A clinically practical approach to acne. Part 2

Treatment

John Sullivan*, Veronica Preda

*Corresponding author for this work

Research output: Contribution to journalReview article

Abstract

• Acne may be treated using either topical or systemic therapies, or combinations of these. • For mild to moderate acne, many topical treatments are at least as effective as monotherapy with oral antibiotics. • For more severe or widespread acne, using a topical therapy with another topical therapy or a systemic therapy achieves more rapid and greater control. • Agents with proven efficacy as topical acne therapies include benzoyl peroxide, salicylic acid microgel complex, topical antibiotics and topical retinoids. • Agents with proven efficacy as systemic acne therapies include systemic antibiotics and retinoids, certain combined oral contraceptives, spironolactone and metformin. • Retinoids, tetracyclines and spironolactone are not safe to use during pregnancy. • Poor adherence is a common reason for 'treatment failure', and is often due to side effects (such as irritation), incorrect product use and/or inconvenient regimens.

Original languageEnglish
Pages (from-to)37-48
Number of pages12
JournalMedicine Today
Volume9
Issue number2
Publication statusPublished - Feb 2008
Externally publishedYes

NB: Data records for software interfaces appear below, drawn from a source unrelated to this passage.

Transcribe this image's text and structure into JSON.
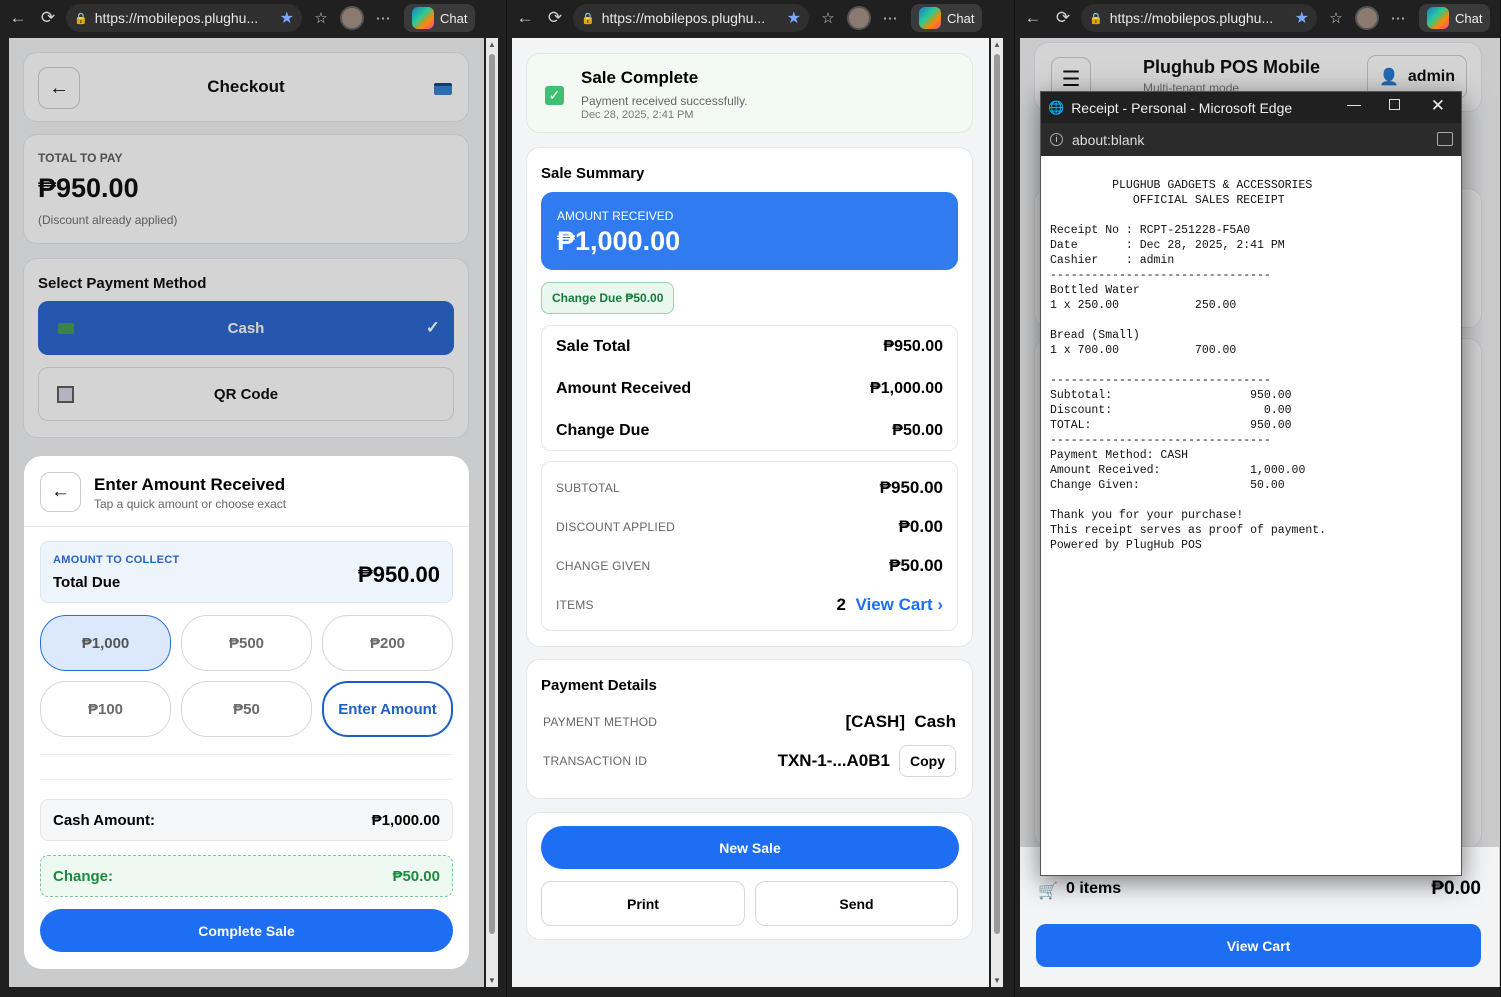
{
  "windows": [
    {
      "url": "https://mobilepos.plughu...",
      "chat": "Chat"
    },
    {
      "url": "https://mobilepos.plughu...",
      "chat": "Chat"
    },
    {
      "url": "https://mobilepos.plughu...",
      "chat": "Chat"
    }
  ],
  "checkout": {
    "back": "←",
    "title": "Checkout",
    "total_label": "TOTAL TO PAY",
    "total": "₱950.00",
    "discount_note": "(Discount already applied)",
    "method_title": "Select Payment Method",
    "methods": [
      "Cash",
      "QR Code"
    ],
    "check": "✓",
    "modal": {
      "back": "←",
      "title": "Enter Amount Received",
      "subtitle": "Tap a quick amount or choose exact",
      "collect_label": "AMOUNT TO COLLECT",
      "due_label": "Total Due",
      "due": "₱950.00",
      "quick": [
        "₱1,000",
        "₱500",
        "₱200",
        "₱100",
        "₱50",
        "Enter Amount"
      ],
      "cash_label": "Cash Amount:",
      "cash": "₱1,000.00",
      "change_label": "Change:",
      "change": "₱50.00",
      "complete": "Complete Sale"
    }
  },
  "sale": {
    "title": "Sale Complete",
    "msg": "Payment received successfully.",
    "date": "Dec 28, 2025, 2:41 PM",
    "summary_title": "Sale Summary",
    "received_label": "AMOUNT RECEIVED",
    "received": "₱1,000.00",
    "change_badge": "Change Due ₱50.00",
    "rows": [
      [
        "Sale Total",
        "₱950.00"
      ],
      [
        "Amount Received",
        "₱1,000.00"
      ],
      [
        "Change Due",
        "₱50.00"
      ]
    ],
    "details": [
      [
        "SUBTOTAL",
        "₱950.00"
      ],
      [
        "DISCOUNT APPLIED",
        "₱0.00"
      ],
      [
        "CHANGE GIVEN",
        "₱50.00"
      ]
    ],
    "items_label": "ITEMS",
    "items_count": "2",
    "view_cart": "View Cart ›",
    "pay_title": "Payment Details",
    "pm_label": "PAYMENT METHOD",
    "pm_value": "[CASH]  Cash",
    "tx_label": "TRANSACTION ID",
    "tx_value": "TXN-1-...A0B1",
    "copy": "Copy",
    "new_sale": "New Sale",
    "print": "Print",
    "send": "Send"
  },
  "pos": {
    "title": "Plughub POS Mobile",
    "mode": "Multi-tenant mode",
    "user": "admin",
    "items": "0 items",
    "total": "₱0.00",
    "view_cart": "View Cart"
  },
  "receipt_win": {
    "title": "Receipt - Personal - Microsoft Edge",
    "url": "about:blank",
    "lines": [
      "         PLUGHUB GADGETS & ACCESSORIES",
      "            OFFICIAL SALES RECEIPT",
      "",
      "Receipt No : RCPT-251228-F5A0",
      "Date       : Dec 28, 2025, 2:41 PM",
      "Cashier    : admin",
      "--------------------------------",
      "Bottled Water",
      "1 x 250.00           250.00",
      "",
      "Bread (Small)",
      "1 x 700.00           700.00",
      "",
      "--------------------------------",
      "Subtotal:                    950.00",
      "Discount:                      0.00",
      "TOTAL:                       950.00",
      "--------------------------------",
      "Payment Method: CASH",
      "Amount Received:             1,000.00",
      "Change Given:                50.00",
      "",
      "Thank you for your purchase!",
      "This receipt serves as proof of payment.",
      "Powered by PlugHub POS"
    ]
  }
}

Fingerprint Dive into the research topics of 'A clinically practical approach to acne. Part 2: Treatment'. Together they form a unique fingerprint.

  • Cite this